  • One wonders if Blake himself ever moved an audience in this way while singing his musical poems.

For example, I have occasionally turned particular stanzas into choruses, repeating them when the engraved lyrics offer no indication that such a thing should be done. These compositional liberties are not intended to detract from the songs or misrepresent them; it is my hope, rather, that they have made the songs more attractive as musical performances.

Some Thoughts on Music and Pedagogy Music, I must confess, helped to spark my original interest in Blake when I was an undergraduate student. Like many of my classmates, I was an avid consumer of modern music, and I particularly enjoyed listening to songs with meaningful lyrics; but I was unaware at the time that non-musical poetry could hold any attraction for me.


This discussion is followed by a brief concert, in which I perform a few of the individual Songs I have set to music. Because most of my students are fond of music, the musical performance tends to be well-received.

  • Thanks to the support of Flaxman and Mrs;
  • The title page of the combined set announces that the poems show "the two Contrary States of the Human Soul;
  • During the 1790s Blake earned fame as an engraver and was glad to receive numerous commissions.

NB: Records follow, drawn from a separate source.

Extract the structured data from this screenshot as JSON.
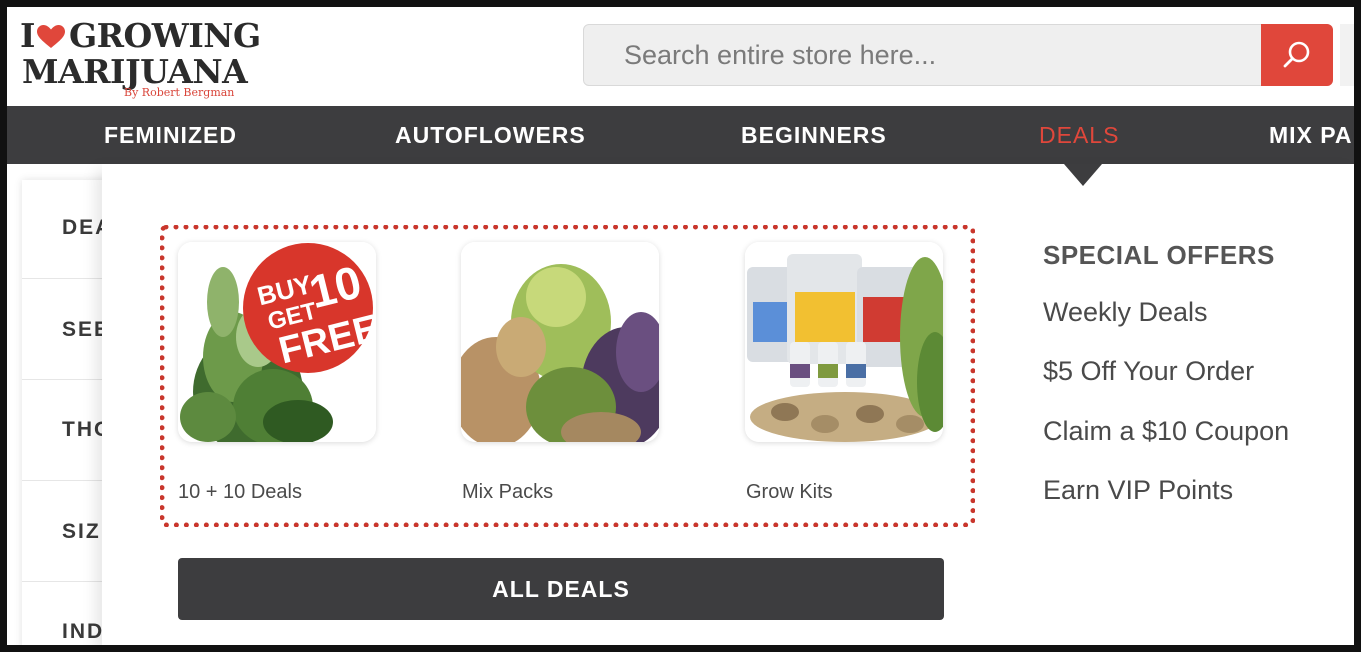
{
  "brand": {
    "logo_line1_left": "I",
    "logo_line1_right": "GROWING",
    "logo_line2": "MARIJUANA",
    "logo_byline": "By Robert Bergman",
    "heart_icon": "heart-icon",
    "accent_color": "#e0473b"
  },
  "search": {
    "placeholder": "Search entire store here...",
    "button_icon": "search-icon"
  },
  "nav": {
    "items": [
      {
        "label": "FEMINIZED"
      },
      {
        "label": "AUTOFLOWERS"
      },
      {
        "label": "BEGINNERS"
      },
      {
        "label": "DEALS",
        "active": true
      },
      {
        "label": "MIX PA"
      }
    ],
    "background_color": "#3d3d3f"
  },
  "sidebar": {
    "items": [
      {
        "label": "DEA"
      },
      {
        "label": "SEE"
      },
      {
        "label": "THO"
      },
      {
        "label": "SIZ"
      },
      {
        "label": "IND"
      }
    ]
  },
  "deals_menu": {
    "cards": [
      {
        "label": "10 + 10 Deals",
        "badge_lines": [
          "BUY",
          "10",
          "GET",
          "FREE"
        ],
        "image": "cannabis-plant-with-buy-10-get-10-free-badge"
      },
      {
        "label": "Mix Packs",
        "image": "assorted-cannabis-buds"
      },
      {
        "label": "Grow Kits",
        "image": "nutrient-bags-bottles-and-seeds"
      }
    ],
    "all_deals_label": "ALL DEALS",
    "highlight_color": "#c9362c"
  },
  "special_offers": {
    "title": "SPECIAL OFFERS",
    "links": [
      {
        "label": "Weekly Deals"
      },
      {
        "label": "$5 Off Your Order"
      },
      {
        "label": "Claim a $10 Coupon"
      },
      {
        "label": "Earn VIP Points"
      }
    ]
  }
}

Occasionally, particularly perceptive students will question my musical settings, suggesting that I have misinterpreted a particular poem by providing it with a melody or musical structure inappropriate to its verbal or visual subject matter. Needless to say, I am hardly the first person to offer such musical homage to Blake. Nevertheless, I hope that fellow Romanticists and Blake aficionados will find some enjoyment in these songs, even where my musical interpretations go against the grain, inciting a spirit of mental fight.